Season 9 of Art in the Twenty-First Century charts art-making in three urban centers across three continents: Berlin, Johannesburg, and the San Francisco Bay Area. From the post-Cold War cultural and economic rebirth in Berlin, to the dramatic fall of apartheid in South Africa and the technological boom in the Bay Area, the twelve artists and one non-profit art center highlighted in this season respond to the forces that have shaped the places where they live and work, while pursuing their personal visions for a better future.
As each artist draws inspiration from their surrounding communities, they also travel to museums and public spaces internationally to share their work, reminding us of the increasingly global nature of the world we live in. The artists in this season examine the complicated histories of colonization, war and migration, offer new perspectives on our interactions with technology and the environment, critique our conceptions of gender, sexuality, and race, and ultimately inspire us to see our world in new ways.
Included this season are Creative Growth Art Center, Nathalie Djurberg and Hans Berg, Olafur Eliasson, David Goldblatt, Katy Grannan, Nicholas Hlobo, Hiwa K, Lynn Hershman Leeson, Zanele Muholi, Susan Philipsz, Robin Rhode, and Stephanie Syjuco.
Season 9 premiered September 21, 2018 on PBS.
May 2, 2018
Trailer for Season 9 (2018) of the Peabody Award-winning “Art in the Twenty-First Century” television series.
A longtime home for political progressives and technological pioneers, the San Francisco Bay Area is a magnet for artists who are drawn to its experimental atmosphere, countercultural spirit, and history of innovation.
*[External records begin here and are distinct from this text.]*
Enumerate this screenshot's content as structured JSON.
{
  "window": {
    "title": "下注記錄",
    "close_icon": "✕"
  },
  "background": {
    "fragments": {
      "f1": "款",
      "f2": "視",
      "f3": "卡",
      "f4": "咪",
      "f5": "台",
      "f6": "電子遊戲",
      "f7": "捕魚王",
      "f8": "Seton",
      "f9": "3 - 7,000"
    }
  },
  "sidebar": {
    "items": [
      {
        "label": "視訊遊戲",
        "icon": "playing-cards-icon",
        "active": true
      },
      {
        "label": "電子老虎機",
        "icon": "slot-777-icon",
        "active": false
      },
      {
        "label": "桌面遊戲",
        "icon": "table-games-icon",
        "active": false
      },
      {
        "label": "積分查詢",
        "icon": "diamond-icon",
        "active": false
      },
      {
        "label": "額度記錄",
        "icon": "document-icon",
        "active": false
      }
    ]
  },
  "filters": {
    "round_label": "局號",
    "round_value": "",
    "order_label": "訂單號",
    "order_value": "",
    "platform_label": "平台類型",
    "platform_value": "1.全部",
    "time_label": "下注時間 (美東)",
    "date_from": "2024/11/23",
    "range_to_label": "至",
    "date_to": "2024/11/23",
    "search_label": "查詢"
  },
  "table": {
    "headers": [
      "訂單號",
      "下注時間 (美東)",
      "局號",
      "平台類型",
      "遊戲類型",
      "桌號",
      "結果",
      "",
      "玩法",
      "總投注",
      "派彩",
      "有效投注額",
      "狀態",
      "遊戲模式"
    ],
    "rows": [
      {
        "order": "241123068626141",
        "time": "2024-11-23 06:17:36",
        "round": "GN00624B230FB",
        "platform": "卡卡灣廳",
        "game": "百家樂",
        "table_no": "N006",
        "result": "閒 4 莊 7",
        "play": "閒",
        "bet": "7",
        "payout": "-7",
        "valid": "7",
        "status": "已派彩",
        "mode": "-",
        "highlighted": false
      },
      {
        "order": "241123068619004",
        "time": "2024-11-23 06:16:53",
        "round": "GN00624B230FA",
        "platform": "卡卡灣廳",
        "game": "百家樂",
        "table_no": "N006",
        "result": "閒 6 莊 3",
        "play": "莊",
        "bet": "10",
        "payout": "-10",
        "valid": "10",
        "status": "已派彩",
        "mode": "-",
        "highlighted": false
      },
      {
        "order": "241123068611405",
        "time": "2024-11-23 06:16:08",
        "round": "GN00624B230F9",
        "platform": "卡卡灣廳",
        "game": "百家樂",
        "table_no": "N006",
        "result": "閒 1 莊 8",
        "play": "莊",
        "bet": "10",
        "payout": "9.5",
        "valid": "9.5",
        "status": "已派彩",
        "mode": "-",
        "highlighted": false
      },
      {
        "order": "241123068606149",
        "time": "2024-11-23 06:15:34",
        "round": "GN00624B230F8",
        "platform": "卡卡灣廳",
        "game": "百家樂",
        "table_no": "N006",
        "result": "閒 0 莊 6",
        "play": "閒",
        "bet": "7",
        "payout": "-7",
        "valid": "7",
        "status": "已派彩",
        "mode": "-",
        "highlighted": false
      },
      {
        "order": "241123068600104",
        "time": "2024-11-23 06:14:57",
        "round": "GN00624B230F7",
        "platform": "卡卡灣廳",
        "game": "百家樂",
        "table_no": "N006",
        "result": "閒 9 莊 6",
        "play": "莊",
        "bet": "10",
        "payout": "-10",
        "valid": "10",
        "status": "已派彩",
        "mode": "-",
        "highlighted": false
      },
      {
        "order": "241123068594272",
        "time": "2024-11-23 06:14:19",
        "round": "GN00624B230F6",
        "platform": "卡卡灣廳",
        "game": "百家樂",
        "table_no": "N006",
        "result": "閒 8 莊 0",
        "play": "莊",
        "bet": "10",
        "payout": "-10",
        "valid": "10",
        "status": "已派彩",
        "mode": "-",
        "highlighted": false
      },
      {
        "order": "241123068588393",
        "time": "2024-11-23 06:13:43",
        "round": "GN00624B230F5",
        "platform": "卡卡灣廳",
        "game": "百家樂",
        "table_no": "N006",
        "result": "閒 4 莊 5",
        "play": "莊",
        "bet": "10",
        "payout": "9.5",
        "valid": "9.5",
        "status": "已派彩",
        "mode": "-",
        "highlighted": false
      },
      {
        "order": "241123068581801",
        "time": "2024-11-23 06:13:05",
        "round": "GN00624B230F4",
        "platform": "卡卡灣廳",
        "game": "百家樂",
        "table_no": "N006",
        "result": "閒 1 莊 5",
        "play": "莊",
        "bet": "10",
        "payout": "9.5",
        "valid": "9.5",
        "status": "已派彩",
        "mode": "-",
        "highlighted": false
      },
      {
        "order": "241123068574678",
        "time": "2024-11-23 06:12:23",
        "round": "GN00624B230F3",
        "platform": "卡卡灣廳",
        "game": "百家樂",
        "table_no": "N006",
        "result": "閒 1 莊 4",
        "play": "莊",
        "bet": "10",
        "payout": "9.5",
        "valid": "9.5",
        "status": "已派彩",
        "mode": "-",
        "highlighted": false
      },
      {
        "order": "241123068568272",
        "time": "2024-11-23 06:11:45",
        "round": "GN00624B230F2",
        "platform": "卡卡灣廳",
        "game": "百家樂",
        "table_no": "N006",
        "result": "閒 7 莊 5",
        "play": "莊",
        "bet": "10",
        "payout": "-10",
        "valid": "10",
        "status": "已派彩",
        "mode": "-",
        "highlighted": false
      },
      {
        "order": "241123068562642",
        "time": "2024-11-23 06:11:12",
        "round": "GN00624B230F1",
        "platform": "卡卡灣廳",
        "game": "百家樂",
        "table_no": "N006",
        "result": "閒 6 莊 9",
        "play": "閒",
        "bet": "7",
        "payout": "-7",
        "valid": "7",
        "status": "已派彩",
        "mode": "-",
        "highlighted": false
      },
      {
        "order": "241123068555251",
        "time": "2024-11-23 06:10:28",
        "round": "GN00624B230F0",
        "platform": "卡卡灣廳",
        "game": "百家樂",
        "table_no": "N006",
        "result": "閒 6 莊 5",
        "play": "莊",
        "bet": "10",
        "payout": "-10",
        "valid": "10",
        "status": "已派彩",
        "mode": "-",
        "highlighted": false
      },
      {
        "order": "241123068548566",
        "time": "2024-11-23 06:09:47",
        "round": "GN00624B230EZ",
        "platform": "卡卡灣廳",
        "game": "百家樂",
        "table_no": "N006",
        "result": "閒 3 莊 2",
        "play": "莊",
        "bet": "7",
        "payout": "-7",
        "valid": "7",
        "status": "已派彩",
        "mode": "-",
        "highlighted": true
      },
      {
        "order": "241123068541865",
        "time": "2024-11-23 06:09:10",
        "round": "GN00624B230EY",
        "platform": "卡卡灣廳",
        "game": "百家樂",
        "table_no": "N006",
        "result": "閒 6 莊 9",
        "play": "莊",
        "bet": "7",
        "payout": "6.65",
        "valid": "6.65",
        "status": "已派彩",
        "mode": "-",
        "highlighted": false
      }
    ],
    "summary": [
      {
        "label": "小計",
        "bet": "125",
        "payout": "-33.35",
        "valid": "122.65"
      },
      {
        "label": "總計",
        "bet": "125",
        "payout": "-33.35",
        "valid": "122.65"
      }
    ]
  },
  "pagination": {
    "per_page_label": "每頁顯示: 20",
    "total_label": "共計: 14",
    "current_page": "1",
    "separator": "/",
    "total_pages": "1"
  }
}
In addition to three artists working across photography, installation, and new media, this episode features a non-profit art center, spotlighting multiple artists with physical and cognitive disabilities who work across a range of mediums. The artists in this hour are united by their steadfastness and persistence in creating; their art serves as an essential expression of their experience of the world.
Since the dramatic fall of apartheid in 1994, Johannesburg has emerged as the artistic capital of sub-Saharan Africa. This episode tells the story of four artists from a diversity of South African ethnic backgrounds, identities and generations working across photography, painting, sculpture, and performance. Collectively, the artists in this hour use their work to empower marginalized communities, reexamine history, and pursue their visions for South Africa’s future.
A city still in the midst of a post–Cold War cultural and economic rebirth, since the 1990s Berlin has become a haven for artists from all over the world—a free zone where experimentation, individual expression, and international influences converge. From creating large-scale public projects to intimately personal ones, the artists in this episode demonstrate the diversity of practice and sensibilities in the German capital, expose its complicated history of war and migration, and convey hopes for finding systems that foster a better tomorrow.